Share prices in the US have staged a remarkable recovery since September, and the rebound has sparked fresh hopes for a return to a bull run.
But while some say the economy is recovering sooner than expected, others predict the country has some time to wait until the economic downturn really is history.
The technology-heavy NASDAQ index has surged to nearly 2050 – up 44% from its low of 21 September, says Rupert Della Porta, head of North American equities at Aberdeen Asset Management. And the markets have further to rise. Della Porta points out that there is a huge pool of liquidity that could potentially be moved back into shares. Some $2.1trn is held in money market funds – this amounts to 21% of the value of the broadest measure of the US stock market.
Since the US Federal Reserve has cut interest rates 11 times this year, returns are now very low on cash investments. “How long do people want to keep money in deposits?” asks Della Porta.
But others are less optimistic about an early market recovery. Richard Bernstein, US strategist at Merrill Lynch, says his securities house is relatively cautious on the US stock market for the next six months or so.
“The valuations in the market right now, especially those of lower quality issues, suggest that the market has discounted the next three recoveries,” he says. “We believe the best opportunities in the US today are in higher quality assets, almost regardless of sector.”
Tom McManus, chief investment strategist at Bank of America in New York, is similarly wary. “We’re in the more defensive camp with regard to the recent rally,” he says. There is no confirmation from the economy that it is actually picking up steam.
He dismisses the positive view taking hold in New York, saying it is based on a circular argument. “The argument is that we should use the rally from the September lows as evidence that the economy has bottomed. Then we should use our confidence… as a reason to pay high multiples for stocks,” he says.
But Bank of America analysts disagree with the premise that the rally – which has brought share prices back from the lows seen in the aftermath of 11 September – is really significant.
The reason stocks sunk to their extreme lows following the terrorist attacks on the US was the atmosphere of fear and disappointment, says McManus, rather than fundamental economic weakness.
He even suggests that stock prices are now higher than they would be had the attacks not taken place. “If we hadn’t had the attacks, stocks would be lower than they are today. The legislature would not be considering a fiscal stimulus plan,” he says. McManus says his bank’s outlook for the US market remains cautious, with current stock valuations seen as high.
Market perceptions of what the Federal Reserve will do to interest rates over the next 12 months have changed dramatically. Eurodollar futures indicate the market is factoring in an increase in the Fed funds rate of as much as 175 basis points in the next year.

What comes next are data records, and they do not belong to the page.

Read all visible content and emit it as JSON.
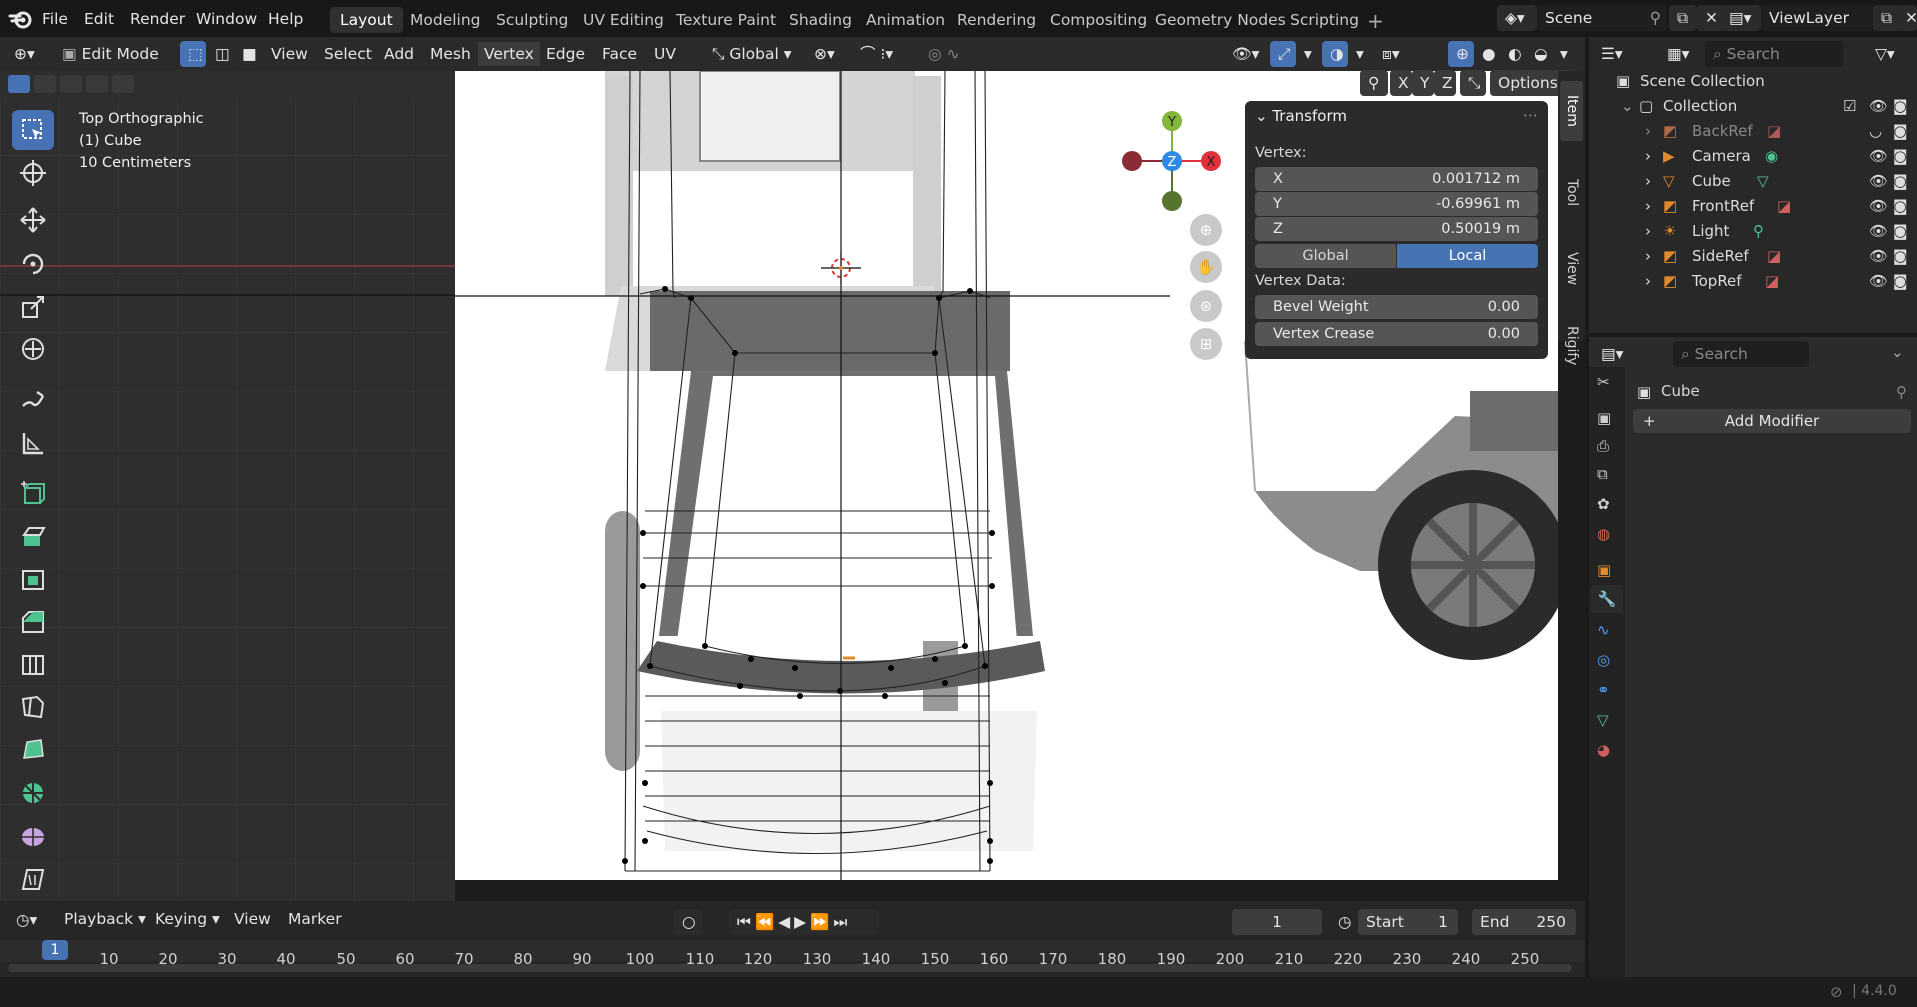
{
  "menus": {
    "file": "File",
    "edit": "Edit",
    "render": "Render",
    "window": "Window",
    "help": "Help"
  },
  "workspaces": [
    "Layout",
    "Modeling",
    "Sculpting",
    "UV Editing",
    "Texture Paint",
    "Shading",
    "Animation",
    "Rendering",
    "Compositing",
    "Geometry Nodes",
    "Scripting"
  ],
  "active_workspace": "Layout",
  "scene": {
    "name": "Scene"
  },
  "viewlayer": {
    "name": "ViewLayer"
  },
  "viewport_header": {
    "mode": "Edit Mode",
    "menus": [
      "View",
      "Select",
      "Add",
      "Mesh",
      "Vertex",
      "Edge",
      "Face",
      "UV"
    ],
    "orientation": "Global",
    "options_label": "Options",
    "axes": [
      "X",
      "Y",
      "Z"
    ]
  },
  "viewport_info": {
    "line1": "Top Orthographic",
    "line2": "(1) Cube",
    "line3": "10 Centimeters"
  },
  "transform_panel": {
    "title": "Transform",
    "vertex_label": "Vertex:",
    "x_label": "X",
    "x_value": "0.001712 m",
    "y_label": "Y",
    "y_value": "-0.69961 m",
    "z_label": "Z",
    "z_value": "0.50019 m",
    "global_label": "Global",
    "local_label": "Local",
    "vertex_data_label": "Vertex Data:",
    "bevel_label": "Bevel Weight",
    "bevel_value": "0.00",
    "crease_label": "Vertex Crease",
    "crease_value": "0.00"
  },
  "side_tabs": [
    "Item",
    "Tool",
    "View",
    "Rigify"
  ],
  "gizmo": {
    "x": "X",
    "y": "Y",
    "z": "Z"
  },
  "outliner": {
    "search_placeholder": "Search",
    "root": "Scene Collection",
    "collection": "Collection",
    "items": [
      "BackRef",
      "Camera",
      "Cube",
      "FrontRef",
      "Light",
      "SideRef",
      "TopRef"
    ]
  },
  "properties": {
    "search_placeholder": "Search",
    "object_name": "Cube",
    "add_modifier": "Add Modifier"
  },
  "timeline": {
    "playback": "Playback",
    "keying": "Keying",
    "view": "View",
    "marker": "Marker",
    "current_frame": "1",
    "start_label": "Start",
    "start_value": "1",
    "end_label": "End",
    "end_value": "250",
    "ruler": [
      "1",
      "10",
      "20",
      "30",
      "40",
      "50",
      "60",
      "70",
      "80",
      "90",
      "100",
      "110",
      "120",
      "130",
      "140",
      "150",
      "160",
      "170",
      "180",
      "190",
      "200",
      "210",
      "220",
      "230",
      "240",
      "250"
    ]
  },
  "status": {
    "version": "4.4.0"
  },
  "colors": {
    "accent": "#4772b3",
    "x_axis": "#e0313d",
    "y_axis": "#82b53a",
    "z_axis": "#2e8ae6",
    "background": "#2e2e2e"
  }
}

“I would dispute that the cumulative tightening would be as much as that,” says McManus.
Della Porta, however, says there are reasons to be positive. The burden on US consumers has lightened considerably. Energy prices and taxes are lower, cars are offered on interest-free credit deals and retailers are discounting prices, he says.
News on corporate earnings has been getting slowly worse over the past few months, but he says the market may now have seen the bottom of earnings forecast downgrades. From the middle of next year, he predicts, there will be a visible recovery.
“Because the news has been so dire, the market has got used to companies commenting on profits mid-quarter,” says Della Porta. The aim has been to soften the blow when the quarterly results are announced.
But there are now signs that US companies are giving up this practice, with John Chambers, CEO of Cisco Systems saying there is no need for these additional ‘reports’. Market participants have taken this as meaning the downtrend in earnings forecasts is at an end.
Now that the market is showing signs of picking up, strategists predict mutual funds will aim to boost their returns as quickly as possible by targeting volatile stocks that are likely to show rapid growth rather than defensive shares. Sectors likely to benefit from this tactic are software and semi-conductor companies.
Bond market analyst Ifty Islam at Deutsche Bank doubts that the fall in bond prices is really justified. “It is just the flipside of what’s happening in equities and a result of the perceived asset allocation shift to equities,” he says. “We think the market may have got ahead of itself.”
“The sell-off in fixed income is overdone… We’d be looking to buy from here,” he says.
Deutsche Bank’s analysts forecast the Fed will cut interest rates by a further 25 basis points. After that, they are expected to keep money rates on hold for the next six to eight months.
Islam says any pick-up in economic growth in the US will be associated with low inflation. The wave of price discounting seen by retailers is almost unprecedented, he says, and this may lead to a situation similar to the one in Japan, with consumers expecting prices to be discounted.